The University of Minnesota Rochester has been around for about 12 years.
Eric Kaler has been president of the University of Minnesota for seven of those years and has championed the innovative (read: experimental) Rochester campus throughout his tenure.
There have been lean years for UMR enrollment and more promising years; “it appears to be in growth mode now. It’s a tiny project, just a speck on Goldy Gopher’s back amid the totality of what the University of Minnesota is about. Systemwide, it has 44,500 students, about 71 percent of them in the Twin Cities. Rochester has fewer than a thousand students. It was only five years ago that it produced its first graduating class.
Though plans are in the works for building a campus, a master plan for the U of M that’s in the final phase of drafting calls for only modest enrollment growth here.
So Kaler’s announcement Friday that he plans to retire at the end of the 2018-19 year is reason to look ahead as well as appreciate his contributions. The U of M has enjoyed a period of moderate growth, fiscal restraint and refocusing of mission during his tenure. He’s proven to be a prodigious fundraiser and he’ll continue that for a year after he steps down on July 1 next year.
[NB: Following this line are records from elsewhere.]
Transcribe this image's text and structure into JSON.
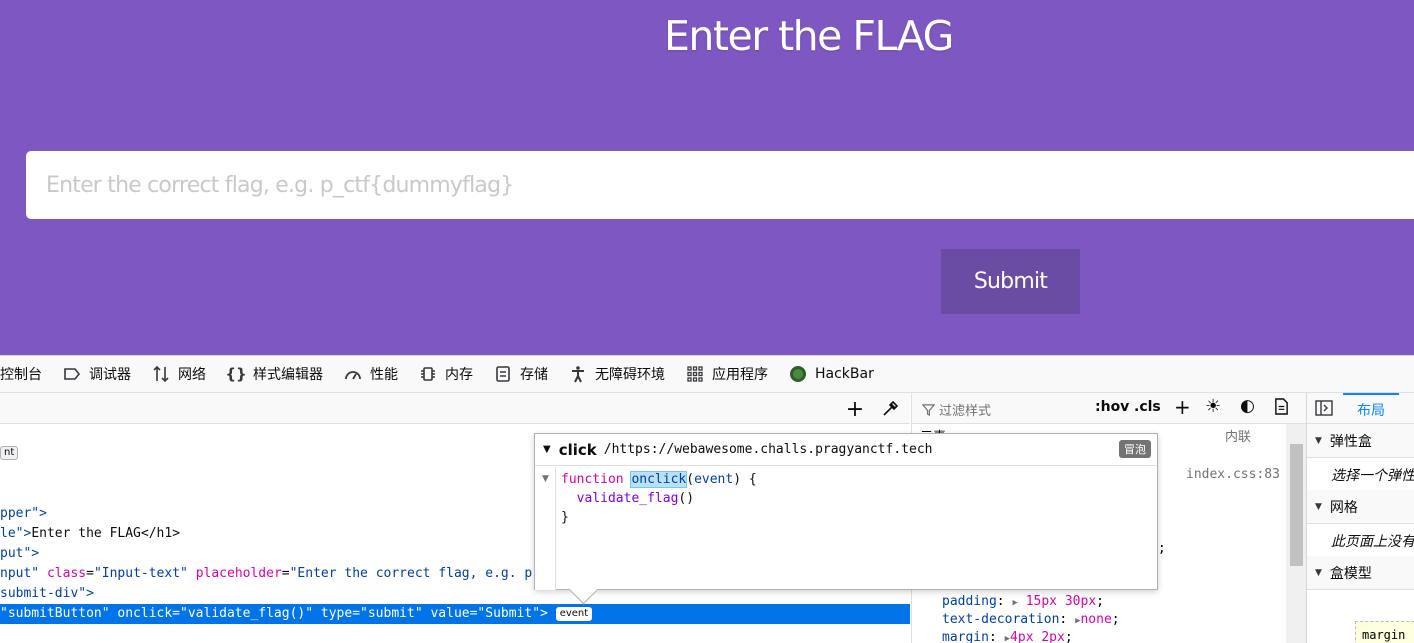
{
  "page": {
    "title": "Enter the FLAG",
    "input_placeholder": "Enter the correct flag, e.g. p_ctf{dummyflag}",
    "submit_label": "Submit",
    "bg_color": "#7e57c2",
    "button_color": "#6a4ca5"
  },
  "devtools": {
    "tabs": [
      {
        "label": "控制台",
        "icon": "console-icon"
      },
      {
        "label": "调试器",
        "icon": "debugger-icon"
      },
      {
        "label": "网络",
        "icon": "network-icon"
      },
      {
        "label": "样式编辑器",
        "icon": "style-editor-icon"
      },
      {
        "label": "性能",
        "icon": "performance-icon"
      },
      {
        "label": "内存",
        "icon": "memory-icon"
      },
      {
        "label": "存储",
        "icon": "storage-icon"
      },
      {
        "label": "无障碍环境",
        "icon": "accessibility-icon"
      },
      {
        "label": "应用程序",
        "icon": "application-icon"
      },
      {
        "label": "HackBar",
        "icon": "hackbar-icon"
      }
    ],
    "markup": {
      "badge_top": "nt",
      "line1_head": "pper\">",
      "line2_head": "le\">",
      "line2_text": "Enter the FLAG",
      "line2_close": "</h1>",
      "line3_head": "put\">",
      "line4_head": "nput\"",
      "line4_attr1": "class",
      "line4_val1": "\"Input-text\"",
      "line4_attr2": "placeholder",
      "line4_val2": "\"Enter the correct flag, e.g. p",
      "line5_head": "submit-div\">",
      "selected_line": "\"submitButton\" onclick=\"validate_flag()\" type=\"submit\" value=\"Submit\">",
      "event_badge": "event"
    },
    "rules": {
      "filter_placeholder": "过滤样式",
      "hov": ":hov",
      "cls": ".cls",
      "element_label": "元素",
      "inline_label": "内联",
      "source": "index.css:83",
      "partial_semicolon": "t;",
      "props": [
        {
          "name": "padding",
          "value": "15px 30px"
        },
        {
          "name": "text-decoration",
          "value": "none"
        },
        {
          "name": "margin",
          "value": "4px 2px"
        }
      ]
    },
    "layout": {
      "tab_label": "布局",
      "sections": [
        {
          "title": "弹性盒",
          "note": "选择一个弹性"
        },
        {
          "title": "网格",
          "note": "此页面上没有"
        },
        {
          "title": "盒模型",
          "note": ""
        }
      ],
      "margin_label": "margin"
    },
    "tooltip": {
      "event": "click",
      "origin": "/https://webawesome.challs.pragyanctf.tech",
      "bubble": "冒泡",
      "kw_function": "function",
      "fn_name": "onclick",
      "fn_arg": "event",
      "call": "validate_flag",
      "close": "}"
    }
  }
}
There have been personnel debacles along the way, including the departure of former Athletic Director Norwood Teague in 2015 amid sexual harassment allegations, and Kaler has had his critics at the Capitol. As he said Friday, “my tenure already exceeds the national average,” which says as much about the fraught demands of the top job at a major university as it does about Kaler.
“This is an incredibly demanding job … and as proud and confident of my contributions and ability as I am, I also know that the University will benefit from a fresh perspective.”
This is always true, in every line of work. But it likely will give UMR boosters in Rochester reason for pause as well. UMR has a new chancellor, Lori Carrell, who took over in February from the founding chancellor, Stephen Lehmkuhle, who shaped the mission and vision for the branch campus.
Carrell clearly is committed to and energized by that mission, and Kaler and the Board of Regents remain committed and engaged. Though Rochester isn’t represented on the board for the first time in many years, the Regents met in Rochester in March and expressed support for what’s happening here. UMR recently confirmed that it will lease space in One Discovery Square, the Destination Medical Center building going up on Second Avenue Southwest, and preliminary work continues in the area where UMR hopes to develop a campus.
Still, if change at the top gives a “fresh perspective,” it also means UMR and every other unit of the University will need to make a fresh, persuasive case for what they do, how it contributes to the broader institutional mission and also how it makes sense for the bottom line.
Rochester and UMR have a great case to make to whoever takes over Kaler’s chair in Morrill Hall. It’s not too early to start thinking that through.